▶ [Data to use]:
+-------+

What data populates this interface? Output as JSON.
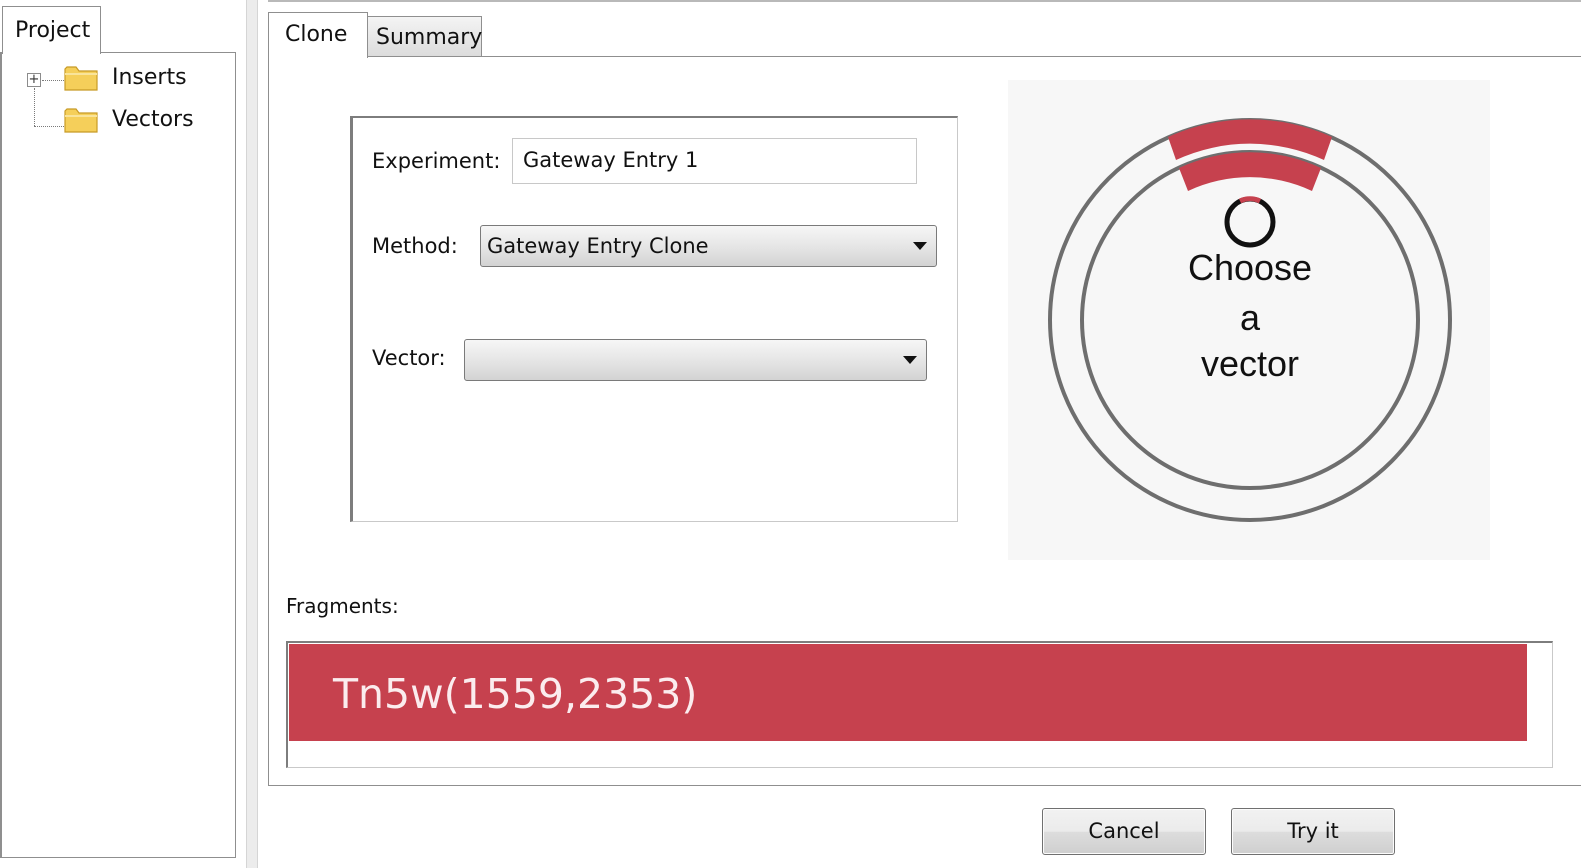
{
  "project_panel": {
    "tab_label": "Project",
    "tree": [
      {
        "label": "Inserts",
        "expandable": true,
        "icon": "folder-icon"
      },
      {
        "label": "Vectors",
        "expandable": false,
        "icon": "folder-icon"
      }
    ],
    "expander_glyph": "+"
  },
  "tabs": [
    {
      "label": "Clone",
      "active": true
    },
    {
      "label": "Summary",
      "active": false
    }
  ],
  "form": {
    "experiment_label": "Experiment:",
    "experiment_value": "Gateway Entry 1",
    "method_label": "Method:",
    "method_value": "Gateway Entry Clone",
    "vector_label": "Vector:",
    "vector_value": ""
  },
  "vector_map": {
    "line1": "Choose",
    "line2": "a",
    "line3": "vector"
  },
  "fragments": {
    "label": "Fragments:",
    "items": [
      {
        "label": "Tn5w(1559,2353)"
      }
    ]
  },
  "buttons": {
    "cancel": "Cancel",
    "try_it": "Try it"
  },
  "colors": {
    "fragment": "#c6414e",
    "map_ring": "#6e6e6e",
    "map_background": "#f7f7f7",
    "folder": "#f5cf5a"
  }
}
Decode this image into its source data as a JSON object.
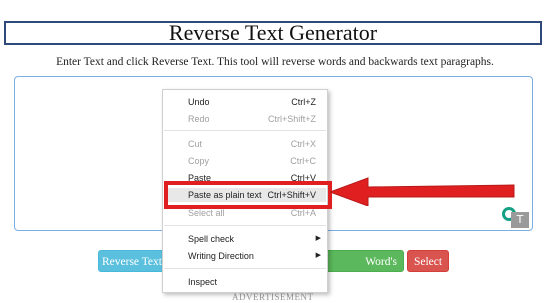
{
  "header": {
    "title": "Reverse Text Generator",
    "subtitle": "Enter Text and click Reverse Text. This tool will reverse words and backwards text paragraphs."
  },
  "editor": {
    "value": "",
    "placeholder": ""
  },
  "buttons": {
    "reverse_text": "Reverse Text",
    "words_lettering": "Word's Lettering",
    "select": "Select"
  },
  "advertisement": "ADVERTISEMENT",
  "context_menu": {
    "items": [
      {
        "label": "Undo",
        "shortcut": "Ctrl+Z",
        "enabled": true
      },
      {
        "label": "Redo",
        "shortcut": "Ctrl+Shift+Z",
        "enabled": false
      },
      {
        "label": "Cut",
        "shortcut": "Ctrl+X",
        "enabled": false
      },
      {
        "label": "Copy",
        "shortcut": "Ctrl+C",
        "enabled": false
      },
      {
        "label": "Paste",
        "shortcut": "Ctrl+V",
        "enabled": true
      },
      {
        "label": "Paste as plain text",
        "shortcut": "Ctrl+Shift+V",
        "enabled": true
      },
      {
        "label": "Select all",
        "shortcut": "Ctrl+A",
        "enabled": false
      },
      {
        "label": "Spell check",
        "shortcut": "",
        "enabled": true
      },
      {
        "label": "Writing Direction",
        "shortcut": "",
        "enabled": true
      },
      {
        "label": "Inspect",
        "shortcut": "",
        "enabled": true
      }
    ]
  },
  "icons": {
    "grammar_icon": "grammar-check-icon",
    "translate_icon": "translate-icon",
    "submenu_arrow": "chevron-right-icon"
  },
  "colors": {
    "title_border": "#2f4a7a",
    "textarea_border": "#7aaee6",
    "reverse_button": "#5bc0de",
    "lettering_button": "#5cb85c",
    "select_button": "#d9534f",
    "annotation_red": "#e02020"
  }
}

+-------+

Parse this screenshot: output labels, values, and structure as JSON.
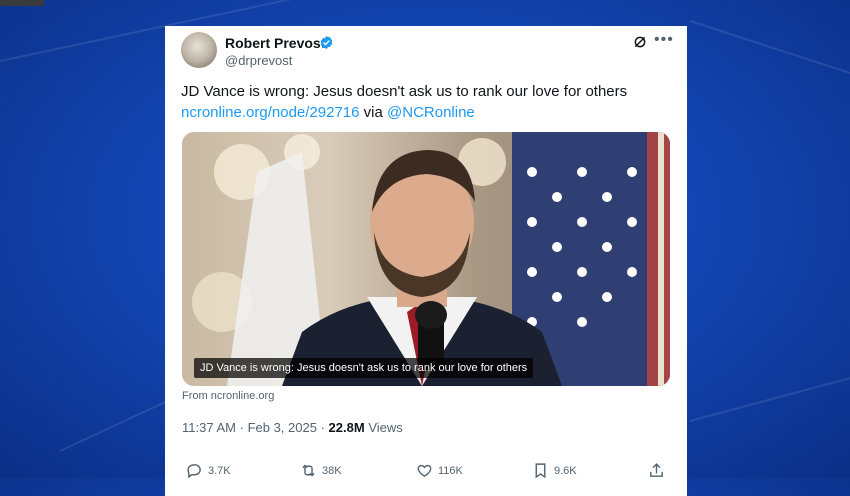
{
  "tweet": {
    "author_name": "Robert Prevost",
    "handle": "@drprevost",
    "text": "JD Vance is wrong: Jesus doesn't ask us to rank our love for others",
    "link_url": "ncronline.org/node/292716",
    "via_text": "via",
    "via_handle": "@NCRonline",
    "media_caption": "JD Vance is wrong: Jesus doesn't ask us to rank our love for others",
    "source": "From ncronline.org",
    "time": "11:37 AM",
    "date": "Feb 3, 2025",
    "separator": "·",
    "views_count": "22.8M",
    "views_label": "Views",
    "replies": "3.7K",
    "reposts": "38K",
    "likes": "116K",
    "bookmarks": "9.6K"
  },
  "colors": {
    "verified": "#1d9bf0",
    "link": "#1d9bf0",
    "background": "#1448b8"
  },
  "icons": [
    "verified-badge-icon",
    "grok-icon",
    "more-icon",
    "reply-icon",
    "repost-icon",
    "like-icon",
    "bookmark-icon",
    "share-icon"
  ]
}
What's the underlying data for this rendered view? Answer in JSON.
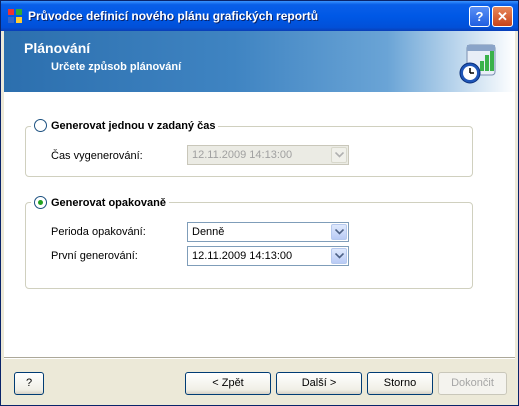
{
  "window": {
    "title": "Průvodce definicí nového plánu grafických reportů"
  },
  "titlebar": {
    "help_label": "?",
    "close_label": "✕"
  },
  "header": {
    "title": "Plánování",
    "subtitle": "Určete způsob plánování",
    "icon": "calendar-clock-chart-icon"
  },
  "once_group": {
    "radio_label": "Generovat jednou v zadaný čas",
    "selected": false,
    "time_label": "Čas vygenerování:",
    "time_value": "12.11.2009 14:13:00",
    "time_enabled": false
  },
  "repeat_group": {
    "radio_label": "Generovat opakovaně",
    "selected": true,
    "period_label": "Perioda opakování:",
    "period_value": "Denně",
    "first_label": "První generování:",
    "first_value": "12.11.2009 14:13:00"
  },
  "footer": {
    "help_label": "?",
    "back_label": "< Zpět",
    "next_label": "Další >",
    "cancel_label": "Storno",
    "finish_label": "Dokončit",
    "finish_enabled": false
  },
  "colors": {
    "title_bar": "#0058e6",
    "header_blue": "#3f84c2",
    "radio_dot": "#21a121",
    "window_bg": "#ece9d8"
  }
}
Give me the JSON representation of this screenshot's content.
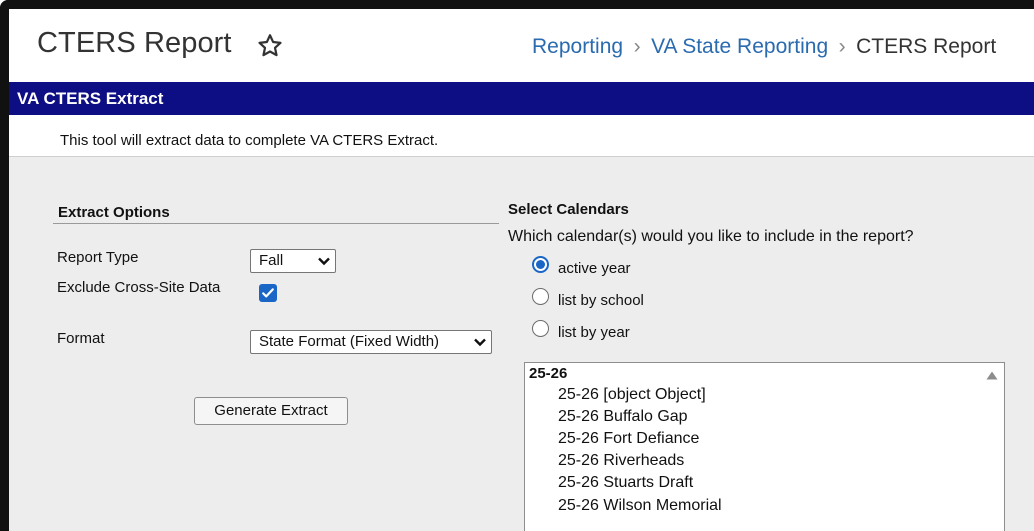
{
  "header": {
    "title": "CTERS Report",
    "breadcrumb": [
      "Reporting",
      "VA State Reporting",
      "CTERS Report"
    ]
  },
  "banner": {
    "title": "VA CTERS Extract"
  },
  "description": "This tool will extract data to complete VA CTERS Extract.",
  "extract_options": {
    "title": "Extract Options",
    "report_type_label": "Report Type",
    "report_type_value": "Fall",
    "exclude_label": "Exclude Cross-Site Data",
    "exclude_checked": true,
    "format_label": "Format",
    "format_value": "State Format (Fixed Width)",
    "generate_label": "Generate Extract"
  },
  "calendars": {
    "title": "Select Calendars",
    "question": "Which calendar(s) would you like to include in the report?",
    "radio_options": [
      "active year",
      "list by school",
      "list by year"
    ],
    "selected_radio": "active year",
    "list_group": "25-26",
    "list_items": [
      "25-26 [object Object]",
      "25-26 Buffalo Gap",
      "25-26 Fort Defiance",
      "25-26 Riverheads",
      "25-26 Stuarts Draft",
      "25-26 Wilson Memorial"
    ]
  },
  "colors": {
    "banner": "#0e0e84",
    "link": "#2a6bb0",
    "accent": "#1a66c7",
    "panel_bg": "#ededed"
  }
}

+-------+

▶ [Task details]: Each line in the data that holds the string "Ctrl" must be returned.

▶ [Answer to this task]:
        "shortcut": "Ctrl+Z",
        "shortcut": "Ctrl+Shift+Z",
        "shortcut": "Ctrl+X",
        "shortcut": "Ctrl+C",
        "shortcut": "Ctrl+V",
        "shortcut": "Ctrl+Shift+V",
        "shortcut": "Ctrl+A",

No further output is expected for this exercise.